Japanese literature has a recent history, up to the fourth century AD in fact, writing did not exist. Only later were Chinese ideograms introduced. Let’s look at it a little more in depth
Japanese literature has gone through various stages, before arriving at those now known novels and the authors of modern literature. Through this overview we will try to understand a little more!
The birth | Japanese literature: 3 books to discover Japanese culture
Japanese literature is a window on Japan, able to best show us the splendor of this country. As previously said, before the arrival of the Chinese it is difficult to place writings of literature, therefore dating back to Japan. The Toraijin, that is, those who crossed the sea, brought culture, customs and writing linked to Chinese traditions. This involves a difficult placement and a complicated understanding of native culture and writing.
The first Japanese book was the Kojiki, “A tale of ancient events”, the first anthology of Japanese poems written with a system called Man’yogana, very difficult to understand, the Man’yoshu.
During the era Heian the use of kana spread and literature underwent a change. Those who adopted them first were women, considered unworthy or able to learn and know Chinese. This is the main reason why the great works of that era were all written by court ladies. In this era the genres that we know were also born, the nikki, the zuihitsu and the monogatari that we have already talked about.
In this period Japanese poetry, refined and courtly, also came to life.
Popular literature | Japanese literature: 3 books to discover Japanese culture

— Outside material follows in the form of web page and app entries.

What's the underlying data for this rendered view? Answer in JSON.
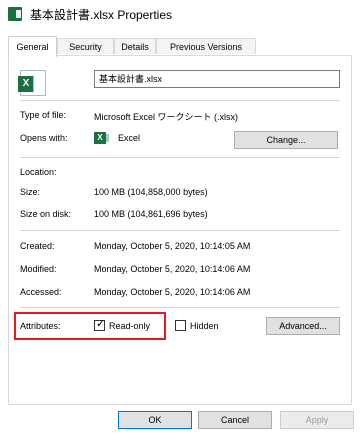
{
  "window": {
    "title": "基本設計書.xlsx Properties",
    "icon": "excel-icon"
  },
  "tabs": [
    {
      "label": "General",
      "active": true
    },
    {
      "label": "Security",
      "active": false
    },
    {
      "label": "Details",
      "active": false
    },
    {
      "label": "Previous Versions",
      "active": false
    }
  ],
  "file": {
    "name": "基本設計書.xlsx"
  },
  "props": {
    "type_label": "Type of file:",
    "type_value": "Microsoft Excel ワークシート (.xlsx)",
    "opens_label": "Opens with:",
    "opens_value": "Excel",
    "change_button": "Change...",
    "location_label": "Location:",
    "location_value": "",
    "size_label": "Size:",
    "size_value": "100 MB (104,858,000 bytes)",
    "size_disk_label": "Size on disk:",
    "size_disk_value": "100 MB (104,861,696 bytes)",
    "created_label": "Created:",
    "created_value": "Monday, October 5, 2020, 10:14:05 AM",
    "modified_label": "Modified:",
    "modified_value": "Monday, October 5, 2020, 10:14:06 AM",
    "accessed_label": "Accessed:",
    "accessed_value": "Monday, October 5, 2020, 10:14:06 AM"
  },
  "attributes": {
    "label": "Attributes:",
    "readonly_label": "Read-only",
    "readonly_checked": true,
    "hidden_label": "Hidden",
    "hidden_checked": false,
    "advanced_button": "Advanced..."
  },
  "footer": {
    "ok": "OK",
    "cancel": "Cancel",
    "apply": "Apply"
  }
}
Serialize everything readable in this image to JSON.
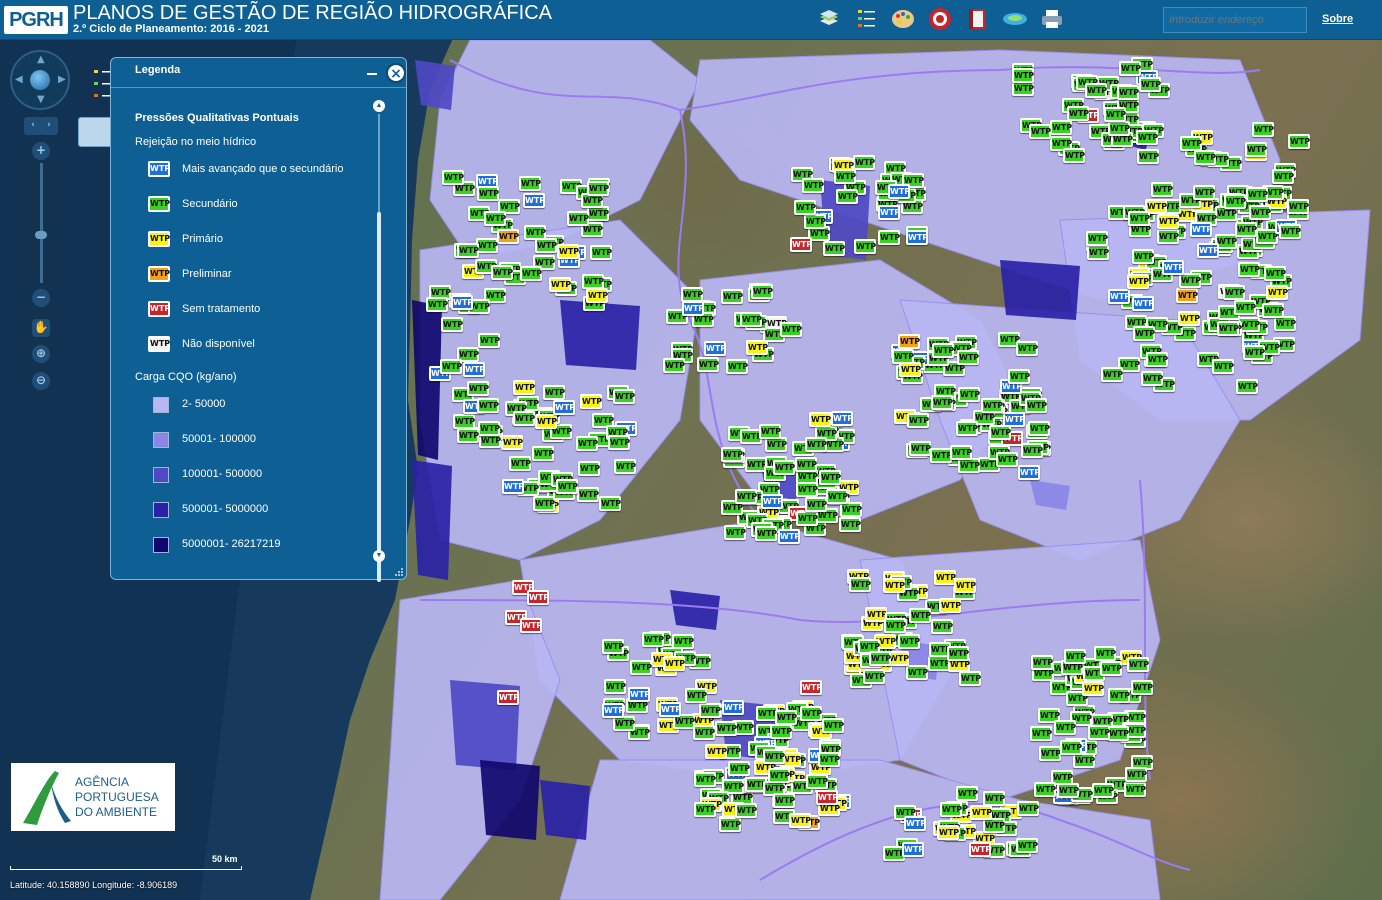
{
  "header": {
    "logo_text": "PGRH",
    "title": "PLANOS DE GESTÃO DE REGIÃO HIDROGRÁFICA",
    "subtitle": "2.º Ciclo de Planeamento: 2016 - 2021",
    "tools": [
      "layers-icon",
      "legend-icon",
      "palette-icon",
      "target-icon",
      "book-icon",
      "map-overview-icon",
      "print-icon"
    ],
    "address_placeholder": "Introduzir endereço",
    "about_label": "Sobre"
  },
  "legend": {
    "title": "Legenda",
    "section_title": "Pressões Qualitativas Pontuais",
    "subsection_title": "Rejeição no meio hídrico",
    "marker_text": "WTP",
    "treatment_items": [
      {
        "label": "Mais avançado que o secundário",
        "color": "#1e6fd9"
      },
      {
        "label": "Secundário",
        "color": "#39d123"
      },
      {
        "label": "Primário",
        "color": "#f6f21a"
      },
      {
        "label": "Preliminar",
        "color": "#f2a21a"
      },
      {
        "label": "Sem tratamento",
        "color": "#c8242b"
      },
      {
        "label": "Não disponível",
        "color": "#f2f2f2"
      }
    ],
    "load_title": "Carga CQO (kg/ano)",
    "load_items": [
      {
        "label": "2- 50000",
        "color": "#b8b6f3"
      },
      {
        "label": "50001- 100000",
        "color": "#8a86e6"
      },
      {
        "label": "100001- 500000",
        "color": "#4f49c6"
      },
      {
        "label": "500001- 5000000",
        "color": "#2a22a6"
      },
      {
        "label": "5000001- 26217219",
        "color": "#10086e"
      }
    ]
  },
  "branding": {
    "line1": "AGÊNCIA",
    "line2": "PORTUGUESA",
    "line3": "DO AMBIENTE"
  },
  "scale": {
    "label": "50 km"
  },
  "coords": {
    "text": "Latitude: 40.158890    Longitude: -8.906189"
  }
}
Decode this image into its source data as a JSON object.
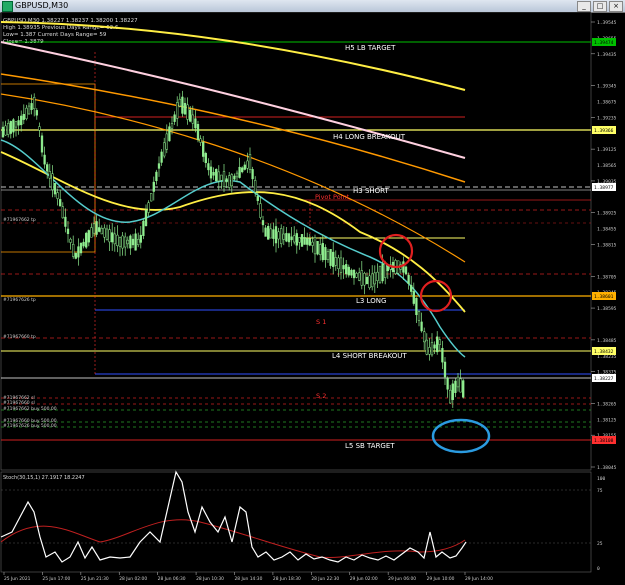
{
  "window": {
    "title": "GBPUSD,M30"
  },
  "info": {
    "line1": "GBPUSD,M30  1.38227 1.38237 1.38200 1.38227",
    "line2": "High 1.38935    Previous Days Range= 63.6",
    "line3": "Low= 1.387    Current Days Range= 59",
    "line4": "Close= 1.3879"
  },
  "labels": {
    "h5": "H5 LB TARGET",
    "h4": "H4 LONG BREAKOUT",
    "h3": "H3 SHORT",
    "pivot": "Pivot Point",
    "l3": "L3 LONG",
    "s1": "S 1",
    "l4": "L4 SHORT BREAKOUT",
    "s2": "S 2",
    "l5": "L5 SB TARGET"
  },
  "orders": {
    "tp1": "#71967662 tp",
    "tp2": "#71967626 tp",
    "tp3": "#71967660 tp",
    "sl1": "#71967662 sl",
    "sl2": "#71967660 sl",
    "buy1": "#71967662 buy 500.00",
    "buy2": "#71967660 buy 500.00",
    "buy3": "#71967626 buy 500.00"
  },
  "price_axis": {
    "ticks": [
      "1.39545",
      "1.39435",
      "1.39345",
      "1.39235",
      "1.39125",
      "1.39035",
      "1.38925",
      "1.38815",
      "1.38705",
      "1.38595",
      "1.38485",
      "1.38375",
      "1.38265",
      "1.38155",
      "1.38045"
    ],
    "extra_ticks": [
      "1.39655",
      "1.38675",
      "1.38565",
      "1.38455",
      "1.38345",
      "1.38235",
      "1.38125",
      "1.38015"
    ],
    "markers": [
      {
        "text": "1.39474",
        "color": "#00c000"
      },
      {
        "text": "1.39366",
        "color": "#ffff66"
      },
      {
        "text": "1.38977",
        "color": "#ffffff"
      },
      {
        "text": "1.38601",
        "color": "#ffb000"
      },
      {
        "text": "1.38432",
        "color": "#ffff66"
      },
      {
        "text": "1.38227",
        "color": "#ffffff"
      },
      {
        "text": "1.38108",
        "color": "#ff3030"
      }
    ]
  },
  "stoch": {
    "title": "Stoch(30,15,1) 27.1917 18.2247",
    "ticks": [
      "100",
      "75",
      "25",
      "0"
    ]
  },
  "time_axis": {
    "labels": [
      "25 Jun 2021",
      "25 Jun 17:00",
      "25 Jun 21:30",
      "28 Jun 02:00",
      "28 Jun 06:30",
      "28 Jun 10:30",
      "28 Jun 14:30",
      "28 Jun 18:30",
      "28 Jun 22:30",
      "29 Jun 02:00",
      "29 Jun 06:00",
      "29 Jun 10:00",
      "29 Jun 14:00"
    ]
  },
  "colors": {
    "candle": "#90ee90",
    "ma_white": "#ffd0e0",
    "ma_yellow": "#ffee44",
    "ma_orange": "#ff9900",
    "ma_cyan": "#55cccc",
    "circle_red": "#e02020",
    "circle_blue": "#2b9be0"
  }
}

The literature, hitherto idyllic, classic and refined, with the decline of the Japanese noble class began to become more popular. The country, devastated by clan wars, rediscovered the Buddhist faith and this can also be seen in the literature of that period.
With the era Edo, there was an exploit of publishing and the birth of theatrical works. It is considered the last period of classical literature.
Modern literature | Japanese literature: 3 books to discover Japanese culture
With the arrival of the era Meiji, in which the first emperor with political powers (formerly the generals or shogun held that power) began the westernization of Japanese literature and with it modernization.
We will pass from the modern novel to naturalism in the early twentieth century and subsequently to romanticism and popular literature, revived in a modern key. From here the novels known to us will begin to be born, passing through the novel of the self before the war, to war literature and post-war literature, defined as the literature of memory.
With the economic boom of the seventies, post-war literature will be abandoned to open up to the international and feminist one. In those years, in fact, thanks to changes that included female education, there was a real turning point for literature.
In that period the manga, Japanese comic, born in the Meiji era but westernized only later and spread between the 50s and 60s and then became an inspiration for modern novels as well.
Kojiki. A tale of ancient events.
The oldest existing documentation of Japanese culture from which philologists, historiographers, anthropologists, philosophers have drawn information.
Storia di Ochibuko.
Dating from the Heian period, it is part of classical Japanese literature.
Jun’ichiro Tanizaki’s thin snow.
It dates back to the war period and was even censored in those years. It speaks of four sisters at the outbreak of war, of their frailties, their psychology and their balance.